It said: “The Dignity Project has had its Twitter account hacked, we are not responsible for any tweets that have been sent.
“As a charity we do not take any political stance and our opinion is people are free to donate to whoever they choose.”
The Right Rev John Chalmers, leader of the Church of Scotland, called for people debating the referendum to “stick to facts” in the weeks ahead.
He told the Herald Scotland: “Personal insults have no part in the discussion about Scotland's future. Some of what I am hearing from both sides in the campaign represents my worst fear as decision day draws closer.
“I urge both sides of this debate to turn the volume down, stick to facts and principles and remember that on 19 September there will be no 'us and them', only us.”
A spokesman for Yes Scotland said: “While we may disagree with her views, we of course completely respect JK Rowling and her right to express her opinion on the referendum and donate to the No campaign.”
David Cameron’s spokesperson has also condemned the attacks on Rowling, saying: “There is no place for abusive behaviour in whichever sphere of life, so it’s important to be clear about that.”
Register for free to continue reading
Registration is a free and easy way to support our truly independent journalism
By registering, you will also enjoy limited access to Premium articles, exclusive newsletters, commenting, and virtual events with our leading journalists
Already have an account? sign in
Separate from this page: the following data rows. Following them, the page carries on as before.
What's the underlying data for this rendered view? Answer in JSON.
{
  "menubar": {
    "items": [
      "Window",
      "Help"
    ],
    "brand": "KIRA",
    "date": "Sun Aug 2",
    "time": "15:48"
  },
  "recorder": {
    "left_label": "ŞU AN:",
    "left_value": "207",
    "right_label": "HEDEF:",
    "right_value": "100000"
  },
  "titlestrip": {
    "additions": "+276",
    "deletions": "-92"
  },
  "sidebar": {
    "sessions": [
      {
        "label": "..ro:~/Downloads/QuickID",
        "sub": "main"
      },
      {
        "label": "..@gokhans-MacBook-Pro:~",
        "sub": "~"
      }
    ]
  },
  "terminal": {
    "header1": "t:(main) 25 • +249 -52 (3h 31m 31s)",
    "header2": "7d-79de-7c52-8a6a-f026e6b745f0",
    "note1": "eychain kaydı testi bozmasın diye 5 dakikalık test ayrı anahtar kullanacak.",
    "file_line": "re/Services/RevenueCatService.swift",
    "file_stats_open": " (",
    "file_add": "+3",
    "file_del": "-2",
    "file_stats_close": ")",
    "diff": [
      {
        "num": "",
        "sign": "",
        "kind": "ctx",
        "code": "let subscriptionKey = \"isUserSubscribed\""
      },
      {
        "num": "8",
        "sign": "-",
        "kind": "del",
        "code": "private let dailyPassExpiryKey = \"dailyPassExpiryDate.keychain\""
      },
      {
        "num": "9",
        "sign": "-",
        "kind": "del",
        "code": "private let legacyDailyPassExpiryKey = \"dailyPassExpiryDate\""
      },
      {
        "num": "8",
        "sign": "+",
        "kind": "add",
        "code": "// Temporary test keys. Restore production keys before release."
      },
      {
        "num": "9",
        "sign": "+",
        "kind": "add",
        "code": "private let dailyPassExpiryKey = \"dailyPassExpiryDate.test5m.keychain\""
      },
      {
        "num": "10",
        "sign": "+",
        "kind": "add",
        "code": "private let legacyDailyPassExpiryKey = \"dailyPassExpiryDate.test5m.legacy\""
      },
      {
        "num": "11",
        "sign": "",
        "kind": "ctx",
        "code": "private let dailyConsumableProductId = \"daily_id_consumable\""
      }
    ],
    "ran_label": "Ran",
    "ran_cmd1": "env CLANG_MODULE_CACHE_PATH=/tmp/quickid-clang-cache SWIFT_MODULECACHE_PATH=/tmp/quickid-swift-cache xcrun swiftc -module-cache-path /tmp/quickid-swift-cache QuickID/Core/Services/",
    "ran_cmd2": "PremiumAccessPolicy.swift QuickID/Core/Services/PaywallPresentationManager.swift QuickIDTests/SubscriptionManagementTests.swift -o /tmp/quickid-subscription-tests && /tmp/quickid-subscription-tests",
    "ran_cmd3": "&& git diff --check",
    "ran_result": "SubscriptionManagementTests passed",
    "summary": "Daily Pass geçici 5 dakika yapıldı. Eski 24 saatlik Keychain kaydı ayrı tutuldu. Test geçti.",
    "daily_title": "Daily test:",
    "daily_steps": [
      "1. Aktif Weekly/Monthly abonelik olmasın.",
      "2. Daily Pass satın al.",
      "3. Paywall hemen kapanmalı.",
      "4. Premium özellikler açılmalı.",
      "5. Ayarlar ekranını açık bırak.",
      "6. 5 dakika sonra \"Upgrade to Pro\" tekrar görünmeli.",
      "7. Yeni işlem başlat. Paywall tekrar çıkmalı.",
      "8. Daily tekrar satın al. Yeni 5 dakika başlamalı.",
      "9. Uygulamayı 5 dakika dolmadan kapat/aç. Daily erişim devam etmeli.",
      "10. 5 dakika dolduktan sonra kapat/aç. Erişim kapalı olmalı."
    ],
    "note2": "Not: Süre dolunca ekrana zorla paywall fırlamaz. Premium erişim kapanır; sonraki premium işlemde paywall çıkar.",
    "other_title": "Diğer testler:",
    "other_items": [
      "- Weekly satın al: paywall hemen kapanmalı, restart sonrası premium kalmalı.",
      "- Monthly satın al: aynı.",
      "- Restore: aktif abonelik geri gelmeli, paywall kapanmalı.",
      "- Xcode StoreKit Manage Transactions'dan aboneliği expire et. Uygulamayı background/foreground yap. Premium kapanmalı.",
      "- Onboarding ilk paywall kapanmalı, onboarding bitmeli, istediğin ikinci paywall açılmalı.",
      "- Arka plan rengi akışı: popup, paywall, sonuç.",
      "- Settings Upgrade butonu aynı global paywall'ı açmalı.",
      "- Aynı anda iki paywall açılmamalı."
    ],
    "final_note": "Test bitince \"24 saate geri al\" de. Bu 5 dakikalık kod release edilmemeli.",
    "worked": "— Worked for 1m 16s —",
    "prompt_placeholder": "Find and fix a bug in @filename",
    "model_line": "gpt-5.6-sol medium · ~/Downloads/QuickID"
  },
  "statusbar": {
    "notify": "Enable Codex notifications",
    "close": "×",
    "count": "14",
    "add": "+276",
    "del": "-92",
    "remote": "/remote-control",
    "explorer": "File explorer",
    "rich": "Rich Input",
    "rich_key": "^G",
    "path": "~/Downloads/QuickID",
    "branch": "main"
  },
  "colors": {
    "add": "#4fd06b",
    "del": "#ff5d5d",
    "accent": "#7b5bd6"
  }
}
Join our new commenting forum
Join thought-provoking conversations, follow other Independent readers and see their replies